Work to Live and Live to Work
Nov 21, 2011
Human resources on the farm withered as a result of dairies’ recent rocky financial ground. Now that milk prices have improved, consider adding some extra help, readjusting schedules or giving furloughed employees a few more hours.
By Greg Coffta, Cornell University
Recently, a few area farms have had difficulty managing their employee schedules. These farms are all about the same size, milking 200-500 cows. This seems to be a difficult size to adequately staff while staying within in the means of the payroll budget.
As a consequence of the rocky financial ground on which the dairy industry harrowed last year, human resources on the farms withered. Generally, one of two situations has manifested: either employees became overworked and burnt-out or had a steep cutback in hours per week. Often they sought other employment.
In either situation, the managers of these farms have had to scramble to cover shifts when employees have abruptly left. Furthermore, because of the previous year’s belt-tightening, dairy farms had cut back to a lean and essential team of employees. Losing any one member of the team forces others to pull extra weight and really takes a toll on morale. Moreover, because staffing had already been economized, losing any one member of the team is a loss of a skilled and critical employee. These farms were forced to make difficult choices and had losses in productivity, considering their situations may help us how to avoid future problems.
One farm manager said, “Well, I thought they wanted 80 hours per week.” A strong percentage of Spanish-speaking employees do, in fact, wish to maximize the number of hours that they can work and they may even tell you so. Some employees may not request more hours, but they won’t refuse them if asked to work by the patrón.

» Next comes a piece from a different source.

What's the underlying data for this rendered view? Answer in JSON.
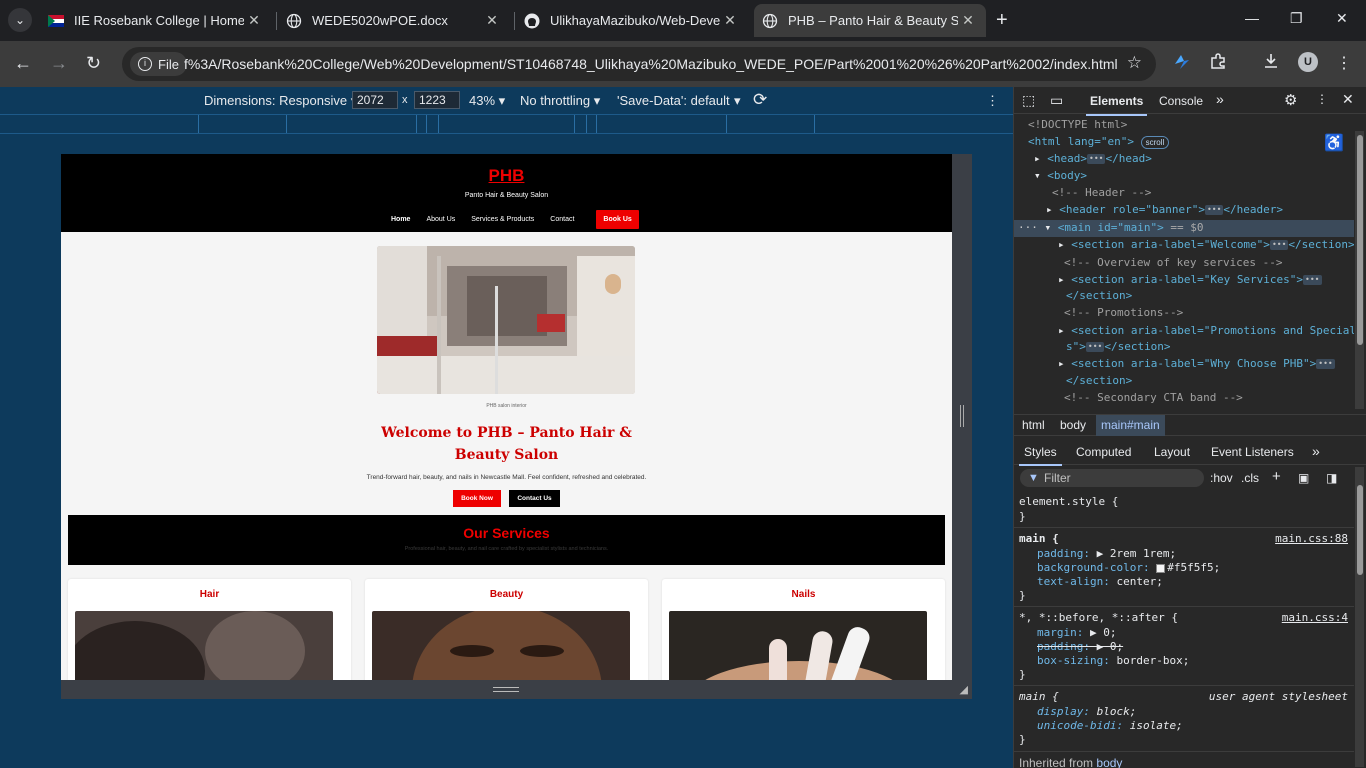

In either case, working so many hours per week is generally not a good idea on dairies of this or any size. First, employees are more likely to feel tired, and are more prone to accidents on the job or to taking detrimental shortcuts when doing the work. Second, there are always random, extra tasks that pop up on the farm and that need to be completed. If an employee is working 70-80 hours per week, it will be more difficult for your employees to complete those tasks.
Finally, working a lean crew of employees at 100% leaves little room for someone to get sick, injured or take needed personal time. Instead of having three employees work 80 hours per week, have four employees work 60 hours per week. It is still 240 hours of man-hours per week. With this change in scheduling, the farm has more flexibility in scheduling and is likely to keep a healthy, happy crew of employees.
On another farm, employees were cut back to 56 hours per week from 65, essentially being furloughed a full shift. As a result, a couple of employees sought other employment. Understanding that most Spanish-speaking employees plan to maximize the amount of money made in the five to seven years that they work here and then return home, it is easy to see why many wish to work hard and work a lot.
The pitfalls of too many hours were previously discussed, but what happens if making schedule cuts is necessary and disadvantageous to the employee?
First of all, be upfront with the employees, and explain to them why their hours are being reduced. Second, make sure that if their hours have been reduced they have a quality of life that will make it worth it to stay. For example, provide for entertainment/recreational opportunities or improve housing/living conditions. Third, take a walk around the farm. As manager, make a list of random tasks that need to be completed around the farm. Use that list as a sign-up sheet for employees who would like to earn some extra hours here and there. (As an aside, it is probably not the best idea to delegate those tasks to chosen employees but rather let them elect the tasks themselves.)
Lastly, it is important to recognize that you may inevitably lose an employee whose hours have been cut. At that point, it is crucial that new employees are made aware of the hours, the pay and the job duties as well as the perks of the job upfront, before the hire.
Now that milk prices have improved, dairy managers should consider the transition from the lean, essential team of employees to adding some extra help and readjusting schedules, or giving the furloughed employees a few more hours. While this most likely will have some cost to the payroll budget, dairy managers should think of it as a type of insurance for safety, health and happiness for the employees and the manager.
In his role as bilingual dairy support specialist for Cornell University’s Northwest New York Dairy, Livestock and Field Crops team, Greg Coffta provides training, translations and meeting facilitation as well as management consulting in English to New York dairy farms. He obtained his bachelor’s degree from SUNY College in Brockport with a double major in Spanish and communications. He earned a master’s degree in education from the University at Buffalo. Contact Coffta at email@example.com.